The OMS series of at-scale professional master’s degrees can be expanded – say, by adding four new programs and another 8,000 students.
Residential master’s degree offerings can still grow modestly, in some areas.
When we launched the OMS series, we discovered a population of adult working learners that we were not serving as well as we could. They are interested in pivoting to new professions or positioning themselves for a better opportunity in their current jobs. CNE spoke about the need to recognize the gig economy in our offerings.

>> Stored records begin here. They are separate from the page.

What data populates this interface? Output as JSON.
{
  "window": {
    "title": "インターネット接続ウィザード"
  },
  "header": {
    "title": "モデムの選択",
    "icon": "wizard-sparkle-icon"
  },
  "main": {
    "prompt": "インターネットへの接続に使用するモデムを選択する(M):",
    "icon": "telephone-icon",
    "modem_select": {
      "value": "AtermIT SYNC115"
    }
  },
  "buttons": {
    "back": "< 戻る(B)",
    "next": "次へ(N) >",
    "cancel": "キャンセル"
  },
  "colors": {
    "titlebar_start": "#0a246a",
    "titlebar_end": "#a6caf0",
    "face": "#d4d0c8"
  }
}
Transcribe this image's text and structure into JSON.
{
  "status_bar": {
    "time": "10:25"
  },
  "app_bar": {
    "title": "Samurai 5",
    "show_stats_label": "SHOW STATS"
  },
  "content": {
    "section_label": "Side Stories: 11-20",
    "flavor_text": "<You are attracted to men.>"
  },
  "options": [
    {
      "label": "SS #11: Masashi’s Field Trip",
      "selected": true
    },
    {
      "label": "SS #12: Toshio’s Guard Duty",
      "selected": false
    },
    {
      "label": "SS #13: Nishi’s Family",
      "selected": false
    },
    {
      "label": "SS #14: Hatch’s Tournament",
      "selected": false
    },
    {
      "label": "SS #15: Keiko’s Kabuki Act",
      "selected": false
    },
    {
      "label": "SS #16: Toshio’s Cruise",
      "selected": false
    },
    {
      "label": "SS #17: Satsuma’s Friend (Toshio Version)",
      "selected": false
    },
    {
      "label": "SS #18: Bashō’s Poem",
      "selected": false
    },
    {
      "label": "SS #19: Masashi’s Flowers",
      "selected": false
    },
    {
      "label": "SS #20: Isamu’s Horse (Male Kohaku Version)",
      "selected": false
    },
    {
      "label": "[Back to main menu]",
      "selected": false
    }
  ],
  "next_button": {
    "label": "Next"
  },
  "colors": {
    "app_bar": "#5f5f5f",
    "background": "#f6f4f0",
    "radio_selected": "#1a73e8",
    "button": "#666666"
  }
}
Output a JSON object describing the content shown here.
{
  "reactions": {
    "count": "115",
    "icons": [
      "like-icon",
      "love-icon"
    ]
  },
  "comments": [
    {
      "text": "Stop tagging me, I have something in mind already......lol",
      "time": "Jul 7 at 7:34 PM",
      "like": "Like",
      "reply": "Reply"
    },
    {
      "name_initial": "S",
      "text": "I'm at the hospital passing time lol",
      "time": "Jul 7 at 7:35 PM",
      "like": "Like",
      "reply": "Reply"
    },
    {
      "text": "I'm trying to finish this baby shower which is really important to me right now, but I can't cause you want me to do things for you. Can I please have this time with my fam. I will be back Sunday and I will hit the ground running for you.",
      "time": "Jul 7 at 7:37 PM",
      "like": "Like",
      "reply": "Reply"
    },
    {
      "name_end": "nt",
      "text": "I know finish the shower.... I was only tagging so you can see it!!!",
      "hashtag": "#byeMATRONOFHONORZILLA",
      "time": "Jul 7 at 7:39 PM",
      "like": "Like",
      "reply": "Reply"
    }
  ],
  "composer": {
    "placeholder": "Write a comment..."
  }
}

To best serve those needs, I suggest creating a not-for-profit affiliate out of Georgia Tech Professional Education (GTPE). If empowered to hire and develop business, this unit could bring in significant revenue and touch tens of thousands of new students.
As part of this effort, we must put in place a program to promote alumni engagement with our programs. There are a variety of business models that could support this concept.

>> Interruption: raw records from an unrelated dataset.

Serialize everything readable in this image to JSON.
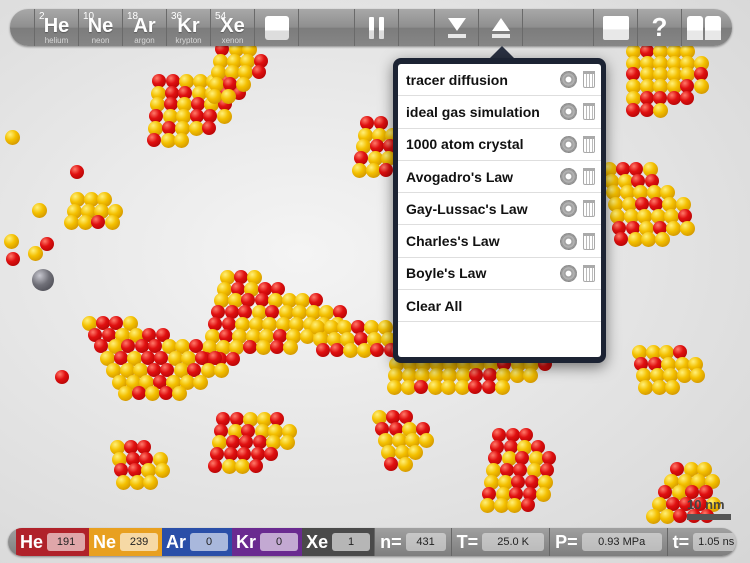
{
  "toolbar": {
    "elements": [
      {
        "number": "2",
        "symbol": "He",
        "name": "helium"
      },
      {
        "number": "10",
        "symbol": "Ne",
        "name": "neon"
      },
      {
        "number": "18",
        "symbol": "Ar",
        "name": "argon"
      },
      {
        "number": "36",
        "symbol": "Kr",
        "name": "krypton"
      },
      {
        "number": "54",
        "symbol": "Xe",
        "name": "xenon"
      }
    ],
    "help_label": "?"
  },
  "saved_menu": {
    "items": [
      {
        "label": "tracer diffusion"
      },
      {
        "label": "ideal gas simulation"
      },
      {
        "label": "1000 atom crystal"
      },
      {
        "label": "Avogadro's Law"
      },
      {
        "label": "Gay-Lussac's Law"
      },
      {
        "label": "Charles's Law"
      },
      {
        "label": "Boyle's Law"
      }
    ],
    "clear_all_label": "Clear All"
  },
  "scale_bar": {
    "label": "10 nm"
  },
  "status": {
    "counts": [
      {
        "symbol": "He",
        "value": "191",
        "color": "#b0222a"
      },
      {
        "symbol": "Ne",
        "value": "239",
        "color": "#e8a020"
      },
      {
        "symbol": "Ar",
        "value": "0",
        "color": "#2a4fa8"
      },
      {
        "symbol": "Kr",
        "value": "0",
        "color": "#6a2a90"
      },
      {
        "symbol": "Xe",
        "value": "1",
        "color": "#4a4a4a"
      }
    ],
    "n_label": "n=",
    "n_value": "431",
    "T_label": "T=",
    "T_value": "25.0 K",
    "P_label": "P=",
    "P_value": "0.93 MPa",
    "t_label": "t=",
    "t_value": "1.05  ns"
  }
}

Georgia Tech is one of the few institutions in the nation with a nonprofit, applied research division like the Georgia Tech Research Institute (GTRI). I cannot emphasize enough the advantage and opportunity that GTRI represents. But we must recognize that GTRI is distinct and must operate under different rules. GTRI has been growing at over 20% a year. If allowed to hire, promote, and pay, GTRI could grow to become a $1.5 billion annual research operation (from about $650 million now) reasonably quickly.
The bulk of GTRI’s work is defense-oriented, and much of it is classified. An applied research laboratory could be spun out of GTRI, called Georgia Tech Applied Research Institute (GTARI). The purpose of GTARI would be to work on non-classified applied research and possibly serve as an intermediary for faculty high-level consulting. An organization like GTARI could establish a formal relationship with one of the dominant technology companies. Such an alliance would employ our faculty, support research, require professional education, and hire our students. The potential of such a relationship could be vast.

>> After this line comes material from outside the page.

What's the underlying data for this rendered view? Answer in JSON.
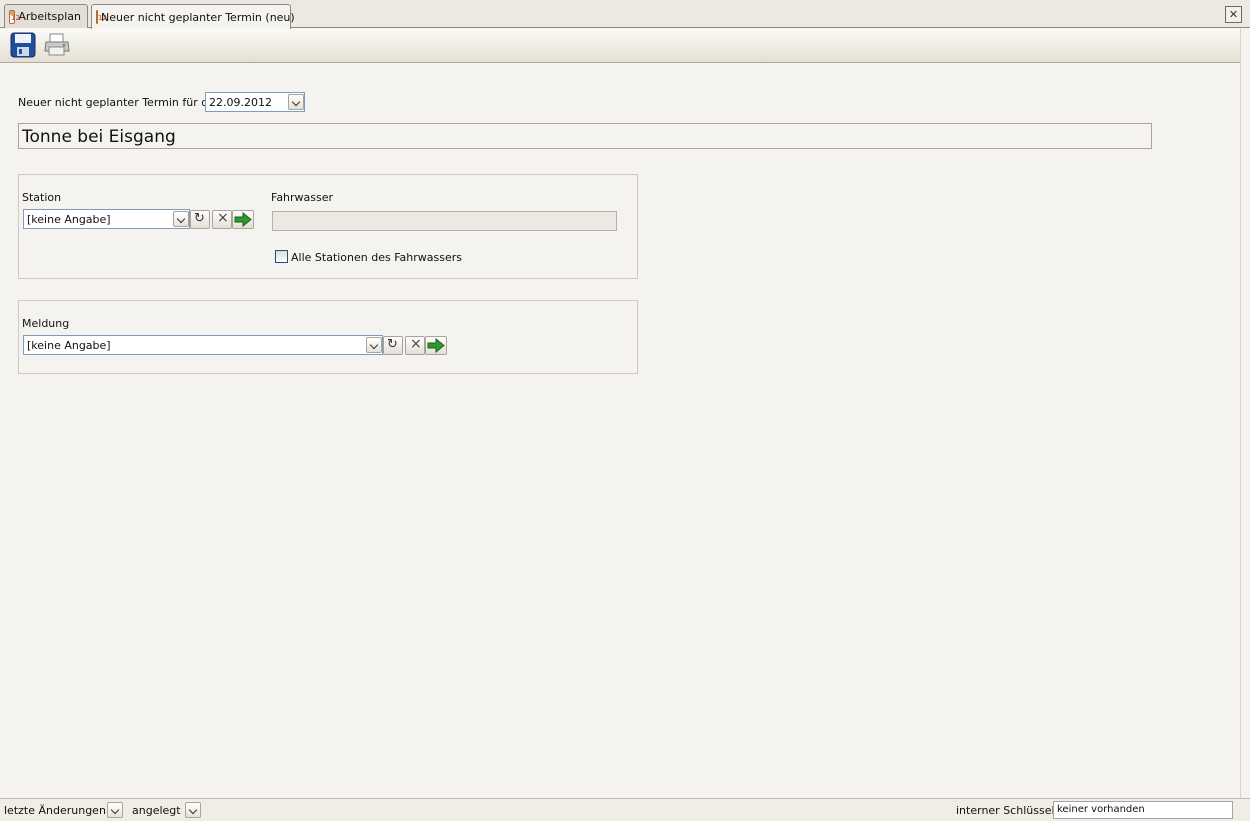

I would venture that GTARI could generate very large revenues. The challenge is to develop the policies that would regulate it within our public university environment.
Going forward, the nature of our classroom space inventory will change. If what I described above comes to pass, we will need fewer lecture halls, more medium-sized classrooms with flexible configuration, and technology for lecture capture in every classroom. Office space needs will be far more moderate. Private-public partnerships will increasingly be the norm. Demand for university-supplied dormitories will be moderate and not proportional to the growth of the student population. We would need space for new initiatives and affiliates like the expanded GTPE, GTARI, and partnerships with high tech industries.
Development on the west side of campus lends itself to housing the new frontier of Institute growth. My vision would be a commercial border on the west side of Marietta Street that morphs into a live-work-play strip between Marietta and Tech Parkway. In that strip I can imagine housing targeted to young families, the offices of the new initiatives mentioned above, greenspace, and a Tech-sponsored (not run) high quality school, ideally a public (charter) school, but possibly a private school if it can be made affordable. I would argue that hosting the school in Georgia Tech-controlled land and facilities would make the emergence of a true community possible.
The above is informed by my experience as provost, by what I have learned from this moment of crisis, and by the ideas and discussions that led to the Commission on Creating the Next in Education report. I should emphasize in closing that these are exclusively my opinions, not the official position of Georgia Tech or the rest of the leadership, who did not play a part of their formulation. This picture I have painted for Georgia Tech’s future may very well be a pie in the sky – but it is still a pie worth dreaming of and thinking about.
-Rafael L. Bras